-- WORK REQUEST --
Every entry needs to be reproduced exactly.

-- Records from a collection --
▶

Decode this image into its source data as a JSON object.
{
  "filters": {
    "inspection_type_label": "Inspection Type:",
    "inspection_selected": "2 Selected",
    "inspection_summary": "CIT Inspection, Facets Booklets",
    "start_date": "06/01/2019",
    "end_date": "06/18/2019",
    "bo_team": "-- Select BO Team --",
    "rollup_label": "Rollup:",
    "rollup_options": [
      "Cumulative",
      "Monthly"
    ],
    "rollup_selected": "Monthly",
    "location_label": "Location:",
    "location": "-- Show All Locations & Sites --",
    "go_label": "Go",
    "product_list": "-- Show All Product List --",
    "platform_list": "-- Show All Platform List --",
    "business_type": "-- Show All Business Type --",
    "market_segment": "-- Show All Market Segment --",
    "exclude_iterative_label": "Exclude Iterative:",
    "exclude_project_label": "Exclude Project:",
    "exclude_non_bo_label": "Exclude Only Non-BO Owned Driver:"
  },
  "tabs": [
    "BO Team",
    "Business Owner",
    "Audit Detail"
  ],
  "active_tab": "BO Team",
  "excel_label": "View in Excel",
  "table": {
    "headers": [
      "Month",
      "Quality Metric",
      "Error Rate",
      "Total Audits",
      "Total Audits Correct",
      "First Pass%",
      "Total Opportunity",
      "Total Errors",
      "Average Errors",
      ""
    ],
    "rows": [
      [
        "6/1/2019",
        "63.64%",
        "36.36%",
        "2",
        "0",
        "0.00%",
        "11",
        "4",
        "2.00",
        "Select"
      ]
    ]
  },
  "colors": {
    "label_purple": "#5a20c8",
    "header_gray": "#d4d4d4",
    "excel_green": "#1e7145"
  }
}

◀

-- OUTPUT OF THE TASK --
Decode this image into its source data as a JSON object.
{
  "filters": {
    "inspection_type_label": "Inspection Type:",
    "inspection_selected": "2 Selected",
    "inspection_summary": "CIT Inspection, Facets Booklets",
    "start_date": "06/01/2019",
    "end_date": "06/18/2019",
    "bo_team": "-- Select BO Team --",
    "rollup_label": "Rollup:",
    "rollup_options": [
      "Cumulative",
      "Monthly"
    ],
    "rollup_selected": "Monthly",
    "location_label": "Location:",
    "location": "-- Show All Locations & Sites --",
    "go_label": "Go",
    "product_list": "-- Show All Product List --",
    "platform_list": "-- Show All Platform List --",
    "business_type": "-- Show All Business Type --",
    "market_segment": "-- Show All Market Segment --",
    "exclude_iterative_label": "Exclude Iterative:",
    "exclude_project_label": "Exclude Project:",
    "exclude_non_bo_label": "Exclude Only Non-BO Owned Driver:"
  },
  "tabs": [
    "BO Team",
    "Business Owner",
    "Audit Detail"
  ],
  "active_tab": "BO Team",
  "excel_label": "View in Excel",
  "table": {
    "headers": [
      "Month",
      "Quality Metric",
      "Error Rate",
      "Total Audits",
      "Total Audits Correct",
      "First Pass%",
      "Total Opportunity",
      "Total Errors",
      "Average Errors",
      ""
    ],
    "rows": [
      [
        "6/1/2019",
        "63.64%",
        "36.36%",
        "2",
        "0",
        "0.00%",
        "11",
        "4",
        "2.00",
        "Select"
      ]
    ]
  },
  "colors": {
    "label_purple": "#5a20c8",
    "header_gray": "#d4d4d4",
    "excel_green": "#1e7145"
  }
}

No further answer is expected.